This is a picaresque novel, a group of short stories masquerading as a larger work. The last three of these disaster tales have to do with the family's comparatively eager conversion to Mormonism. (They've tried political conservatism and New Age goofiness with notable lack of success.) This part of Walter Kirn's "Thumbsucker" tends to be serious in spite of itself: The author asks and answers the question of why Mormonism has grown so rapidly in the United States and other countries where "progress" has moved so fast and puzzlingly that the individual is left behind.

By the time Mike Cobb has repeatedly threatened and finally attempted suicide, his family is so demoralized that the Mormon missionaries are more than welcome in their home.

The Mormons bring a promise of domestic order. The Cobb family is meant to be together, the missionaries explain winningly; they all picked each other to be with from before they were born, so there's a reason--even if they can't see it--for the chaos in which they find themselves. The missionaries bring a reason to stop drinking and doing strange drugs; they provide an intricate--if dull--social life. And, as one of these chapters points out, they aren't above using sex to sweeten the package.

Will the Cobb family be able to accept this wholesome religious invitation? Will the last chapter here feature a welter of mint ice cream and green jello and relatives picnicking on the lawn? Can America be cured--just like that--of its mass neuroses? I guess you'll have to buy the book to find out.

Carolyn See, whose reviews appear in Style on Fridays.

Upcoming inBook World

These books are scheduled to be reviewed next week in Style:

TIMELINE, by Michael Crichton. In this novel, time-traveling scientists go back to the Middle Ages to rescue a trapped colleague. Reviewed by Paul Di Filippo.

PAST FORGETTING: My Memory Lost and Found, by Jill Robinson. A memoirist and novelist's account of seizure-induced amnesia. Reviewed by Nina King.

BLACK PLANET: Facing Race During an NBA Season, by David Shields. A fan's notes on race and basketball. Reviewed by Jonathan Yardley.

MY KITCHEN WARS: A Memoir, by Betty Fussell.

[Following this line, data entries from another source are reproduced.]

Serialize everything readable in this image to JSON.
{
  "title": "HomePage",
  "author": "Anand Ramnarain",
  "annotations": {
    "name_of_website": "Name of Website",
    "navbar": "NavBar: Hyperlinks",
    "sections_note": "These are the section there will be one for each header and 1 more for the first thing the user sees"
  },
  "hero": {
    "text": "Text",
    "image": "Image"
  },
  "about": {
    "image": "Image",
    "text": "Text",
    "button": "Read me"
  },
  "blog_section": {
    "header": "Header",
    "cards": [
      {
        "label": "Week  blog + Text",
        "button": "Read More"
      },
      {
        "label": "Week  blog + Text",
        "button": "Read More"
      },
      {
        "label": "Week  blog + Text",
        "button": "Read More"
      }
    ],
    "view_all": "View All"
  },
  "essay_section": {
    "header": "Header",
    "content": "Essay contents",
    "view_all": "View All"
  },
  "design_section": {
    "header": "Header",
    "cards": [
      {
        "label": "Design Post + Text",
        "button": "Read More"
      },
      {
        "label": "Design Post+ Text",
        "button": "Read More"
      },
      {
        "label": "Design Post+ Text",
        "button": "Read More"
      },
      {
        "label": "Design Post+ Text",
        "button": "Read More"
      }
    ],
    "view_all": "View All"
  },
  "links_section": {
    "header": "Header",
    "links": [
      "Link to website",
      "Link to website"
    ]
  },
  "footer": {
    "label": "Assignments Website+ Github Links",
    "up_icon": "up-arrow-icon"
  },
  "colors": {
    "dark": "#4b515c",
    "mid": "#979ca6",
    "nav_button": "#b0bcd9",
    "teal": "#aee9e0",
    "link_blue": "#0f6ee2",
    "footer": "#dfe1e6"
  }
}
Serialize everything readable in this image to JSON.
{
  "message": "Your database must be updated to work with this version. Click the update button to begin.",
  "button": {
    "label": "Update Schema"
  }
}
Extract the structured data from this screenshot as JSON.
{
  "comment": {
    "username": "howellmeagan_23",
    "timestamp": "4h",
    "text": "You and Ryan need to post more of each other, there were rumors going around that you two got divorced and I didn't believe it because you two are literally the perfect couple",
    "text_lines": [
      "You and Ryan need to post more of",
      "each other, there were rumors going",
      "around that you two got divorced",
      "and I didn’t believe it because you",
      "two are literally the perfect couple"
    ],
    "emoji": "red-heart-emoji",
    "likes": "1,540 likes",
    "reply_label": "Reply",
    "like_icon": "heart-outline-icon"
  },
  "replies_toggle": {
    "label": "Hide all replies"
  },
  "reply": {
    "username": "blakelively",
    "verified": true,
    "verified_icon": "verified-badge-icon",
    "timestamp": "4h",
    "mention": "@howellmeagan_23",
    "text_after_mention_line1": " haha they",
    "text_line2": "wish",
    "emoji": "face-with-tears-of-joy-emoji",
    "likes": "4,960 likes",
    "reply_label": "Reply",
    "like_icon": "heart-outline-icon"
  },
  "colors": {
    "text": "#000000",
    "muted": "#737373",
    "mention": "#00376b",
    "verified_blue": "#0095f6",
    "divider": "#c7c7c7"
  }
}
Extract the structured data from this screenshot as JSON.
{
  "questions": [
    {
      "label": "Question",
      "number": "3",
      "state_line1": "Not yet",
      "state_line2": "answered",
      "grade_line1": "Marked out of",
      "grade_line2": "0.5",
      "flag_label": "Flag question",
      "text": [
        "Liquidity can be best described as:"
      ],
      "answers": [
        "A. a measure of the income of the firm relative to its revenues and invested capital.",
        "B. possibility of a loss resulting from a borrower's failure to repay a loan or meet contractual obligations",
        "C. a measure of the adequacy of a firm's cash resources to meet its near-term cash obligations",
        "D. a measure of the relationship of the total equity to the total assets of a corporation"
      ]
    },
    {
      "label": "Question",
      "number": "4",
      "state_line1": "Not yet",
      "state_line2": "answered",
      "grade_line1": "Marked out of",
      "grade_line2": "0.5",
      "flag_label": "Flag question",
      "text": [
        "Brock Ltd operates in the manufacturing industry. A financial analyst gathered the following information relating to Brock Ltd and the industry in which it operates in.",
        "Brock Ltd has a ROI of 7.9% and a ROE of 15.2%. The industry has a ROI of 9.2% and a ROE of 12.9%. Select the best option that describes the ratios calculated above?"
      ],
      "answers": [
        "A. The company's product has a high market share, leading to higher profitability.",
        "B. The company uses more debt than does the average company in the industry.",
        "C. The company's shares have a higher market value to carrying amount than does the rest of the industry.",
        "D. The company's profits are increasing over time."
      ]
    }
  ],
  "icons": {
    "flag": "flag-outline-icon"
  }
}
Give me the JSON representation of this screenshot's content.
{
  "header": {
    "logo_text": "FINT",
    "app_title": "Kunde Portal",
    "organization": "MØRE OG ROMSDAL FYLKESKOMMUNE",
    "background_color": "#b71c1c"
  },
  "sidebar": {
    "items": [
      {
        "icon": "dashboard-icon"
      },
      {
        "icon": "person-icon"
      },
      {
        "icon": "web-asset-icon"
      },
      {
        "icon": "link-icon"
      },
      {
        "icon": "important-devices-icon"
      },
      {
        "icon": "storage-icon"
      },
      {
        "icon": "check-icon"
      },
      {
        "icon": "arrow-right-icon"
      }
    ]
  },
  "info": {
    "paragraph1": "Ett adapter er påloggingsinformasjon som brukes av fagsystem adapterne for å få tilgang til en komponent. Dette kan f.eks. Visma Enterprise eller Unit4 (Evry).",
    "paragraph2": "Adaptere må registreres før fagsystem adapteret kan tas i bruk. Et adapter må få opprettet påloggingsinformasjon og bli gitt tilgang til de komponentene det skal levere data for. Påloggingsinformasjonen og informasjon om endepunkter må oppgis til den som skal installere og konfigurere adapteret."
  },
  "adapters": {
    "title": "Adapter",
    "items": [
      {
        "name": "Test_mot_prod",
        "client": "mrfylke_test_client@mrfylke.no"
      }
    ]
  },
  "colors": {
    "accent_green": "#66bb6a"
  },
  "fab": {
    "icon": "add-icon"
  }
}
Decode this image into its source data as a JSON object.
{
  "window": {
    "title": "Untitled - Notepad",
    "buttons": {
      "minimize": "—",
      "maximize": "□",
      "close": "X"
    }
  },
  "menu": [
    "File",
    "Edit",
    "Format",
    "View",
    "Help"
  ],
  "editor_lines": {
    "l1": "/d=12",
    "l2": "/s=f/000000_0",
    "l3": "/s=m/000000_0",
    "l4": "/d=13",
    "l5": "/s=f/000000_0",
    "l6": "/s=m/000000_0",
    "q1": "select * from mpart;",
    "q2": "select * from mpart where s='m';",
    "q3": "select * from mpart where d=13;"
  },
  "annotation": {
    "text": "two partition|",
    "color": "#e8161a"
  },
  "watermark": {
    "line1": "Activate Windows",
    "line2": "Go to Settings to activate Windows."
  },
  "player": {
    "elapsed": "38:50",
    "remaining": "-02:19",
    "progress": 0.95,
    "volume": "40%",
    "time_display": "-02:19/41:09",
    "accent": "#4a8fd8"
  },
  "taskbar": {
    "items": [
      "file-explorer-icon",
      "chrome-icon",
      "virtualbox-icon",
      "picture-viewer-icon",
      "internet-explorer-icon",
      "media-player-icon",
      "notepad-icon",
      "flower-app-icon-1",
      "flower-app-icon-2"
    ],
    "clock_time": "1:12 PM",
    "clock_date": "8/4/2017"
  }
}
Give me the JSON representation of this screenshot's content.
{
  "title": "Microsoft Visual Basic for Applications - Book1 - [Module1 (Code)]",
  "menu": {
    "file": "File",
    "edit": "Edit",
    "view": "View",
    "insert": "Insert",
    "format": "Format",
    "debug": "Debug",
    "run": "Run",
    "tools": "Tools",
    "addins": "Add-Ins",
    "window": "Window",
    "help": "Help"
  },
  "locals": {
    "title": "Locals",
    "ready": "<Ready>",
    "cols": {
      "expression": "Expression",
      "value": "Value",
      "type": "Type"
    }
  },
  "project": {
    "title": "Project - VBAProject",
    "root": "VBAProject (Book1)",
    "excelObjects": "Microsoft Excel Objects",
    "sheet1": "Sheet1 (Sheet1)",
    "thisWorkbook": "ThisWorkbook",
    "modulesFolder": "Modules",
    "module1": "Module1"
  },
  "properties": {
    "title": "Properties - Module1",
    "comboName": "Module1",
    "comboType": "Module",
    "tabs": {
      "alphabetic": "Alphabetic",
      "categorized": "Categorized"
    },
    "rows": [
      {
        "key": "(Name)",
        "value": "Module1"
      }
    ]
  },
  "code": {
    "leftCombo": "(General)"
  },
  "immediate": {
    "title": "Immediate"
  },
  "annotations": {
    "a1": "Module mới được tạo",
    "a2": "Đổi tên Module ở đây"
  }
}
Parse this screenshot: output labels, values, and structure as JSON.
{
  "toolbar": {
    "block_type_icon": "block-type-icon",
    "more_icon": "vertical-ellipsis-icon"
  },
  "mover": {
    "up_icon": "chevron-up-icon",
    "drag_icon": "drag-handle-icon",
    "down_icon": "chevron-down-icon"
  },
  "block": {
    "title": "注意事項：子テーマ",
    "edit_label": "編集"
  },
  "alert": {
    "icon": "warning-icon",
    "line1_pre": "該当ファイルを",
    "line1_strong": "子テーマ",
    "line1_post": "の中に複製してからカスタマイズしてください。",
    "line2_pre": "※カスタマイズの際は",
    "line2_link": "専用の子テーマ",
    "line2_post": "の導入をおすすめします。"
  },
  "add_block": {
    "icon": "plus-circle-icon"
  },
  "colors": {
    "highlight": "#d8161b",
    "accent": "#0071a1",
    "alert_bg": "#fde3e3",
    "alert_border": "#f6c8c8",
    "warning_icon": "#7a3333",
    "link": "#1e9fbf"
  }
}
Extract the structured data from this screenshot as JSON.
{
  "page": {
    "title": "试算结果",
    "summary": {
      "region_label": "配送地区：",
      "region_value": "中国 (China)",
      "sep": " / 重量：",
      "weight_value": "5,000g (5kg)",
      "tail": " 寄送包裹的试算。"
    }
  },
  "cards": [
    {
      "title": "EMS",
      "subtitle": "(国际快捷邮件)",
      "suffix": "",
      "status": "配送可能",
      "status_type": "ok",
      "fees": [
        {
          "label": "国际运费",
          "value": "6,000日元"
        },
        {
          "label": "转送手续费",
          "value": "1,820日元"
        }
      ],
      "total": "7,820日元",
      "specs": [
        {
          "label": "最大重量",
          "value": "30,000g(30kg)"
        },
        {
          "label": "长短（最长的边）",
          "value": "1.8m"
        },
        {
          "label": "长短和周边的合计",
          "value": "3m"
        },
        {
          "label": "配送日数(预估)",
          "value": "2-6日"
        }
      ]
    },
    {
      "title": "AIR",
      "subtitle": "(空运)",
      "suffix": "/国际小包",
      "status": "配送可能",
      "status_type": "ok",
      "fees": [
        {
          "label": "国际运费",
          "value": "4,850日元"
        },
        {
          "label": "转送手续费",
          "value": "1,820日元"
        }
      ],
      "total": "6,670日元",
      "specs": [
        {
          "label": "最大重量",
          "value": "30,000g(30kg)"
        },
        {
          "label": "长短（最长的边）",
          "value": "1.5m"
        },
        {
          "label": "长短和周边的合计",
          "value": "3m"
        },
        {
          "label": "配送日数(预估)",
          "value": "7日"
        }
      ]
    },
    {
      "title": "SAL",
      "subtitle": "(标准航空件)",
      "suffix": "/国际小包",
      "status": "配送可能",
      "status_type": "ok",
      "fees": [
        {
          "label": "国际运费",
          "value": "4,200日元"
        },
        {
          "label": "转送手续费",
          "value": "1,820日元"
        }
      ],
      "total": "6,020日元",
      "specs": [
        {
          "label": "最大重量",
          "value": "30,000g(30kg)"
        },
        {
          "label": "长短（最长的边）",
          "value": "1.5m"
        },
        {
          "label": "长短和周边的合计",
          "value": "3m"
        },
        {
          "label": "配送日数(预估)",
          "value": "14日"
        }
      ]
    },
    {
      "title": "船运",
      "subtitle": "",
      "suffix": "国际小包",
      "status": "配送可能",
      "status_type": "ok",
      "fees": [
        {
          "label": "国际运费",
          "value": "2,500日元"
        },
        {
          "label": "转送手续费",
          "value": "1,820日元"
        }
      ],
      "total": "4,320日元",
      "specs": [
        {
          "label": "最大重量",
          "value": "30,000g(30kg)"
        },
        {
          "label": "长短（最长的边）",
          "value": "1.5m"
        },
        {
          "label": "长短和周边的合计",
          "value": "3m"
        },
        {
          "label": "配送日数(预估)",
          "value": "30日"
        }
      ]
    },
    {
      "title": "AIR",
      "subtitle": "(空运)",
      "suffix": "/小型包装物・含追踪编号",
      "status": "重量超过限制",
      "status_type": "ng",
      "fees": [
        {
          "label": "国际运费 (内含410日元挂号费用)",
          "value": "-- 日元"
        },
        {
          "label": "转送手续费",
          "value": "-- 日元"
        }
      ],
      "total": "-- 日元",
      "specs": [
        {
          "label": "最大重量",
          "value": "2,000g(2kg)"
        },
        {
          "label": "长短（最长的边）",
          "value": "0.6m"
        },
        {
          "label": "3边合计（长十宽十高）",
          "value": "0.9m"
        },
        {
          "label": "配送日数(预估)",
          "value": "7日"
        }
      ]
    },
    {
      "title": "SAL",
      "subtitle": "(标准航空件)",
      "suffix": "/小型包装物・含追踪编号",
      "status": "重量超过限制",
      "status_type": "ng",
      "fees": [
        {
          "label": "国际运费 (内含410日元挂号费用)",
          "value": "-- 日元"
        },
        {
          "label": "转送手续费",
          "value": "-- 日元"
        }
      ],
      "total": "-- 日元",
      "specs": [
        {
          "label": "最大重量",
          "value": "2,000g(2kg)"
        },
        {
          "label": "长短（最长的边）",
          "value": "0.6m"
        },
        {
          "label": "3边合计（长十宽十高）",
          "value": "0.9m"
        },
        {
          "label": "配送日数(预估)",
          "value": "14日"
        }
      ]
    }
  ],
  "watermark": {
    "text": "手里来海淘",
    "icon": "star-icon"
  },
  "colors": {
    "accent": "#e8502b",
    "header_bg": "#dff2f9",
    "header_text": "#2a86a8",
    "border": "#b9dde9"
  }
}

Marriage, divorce and cooking, as lived by Paul Fussell's ex. Reviewed by Deborah Baldwin.

THE RUSSIAN TEA ROOM: A Love Story, by Faith Stewart-Gordon. A memoir by the former owner of the famous New York restaurant. Reviewed by Carolyn See.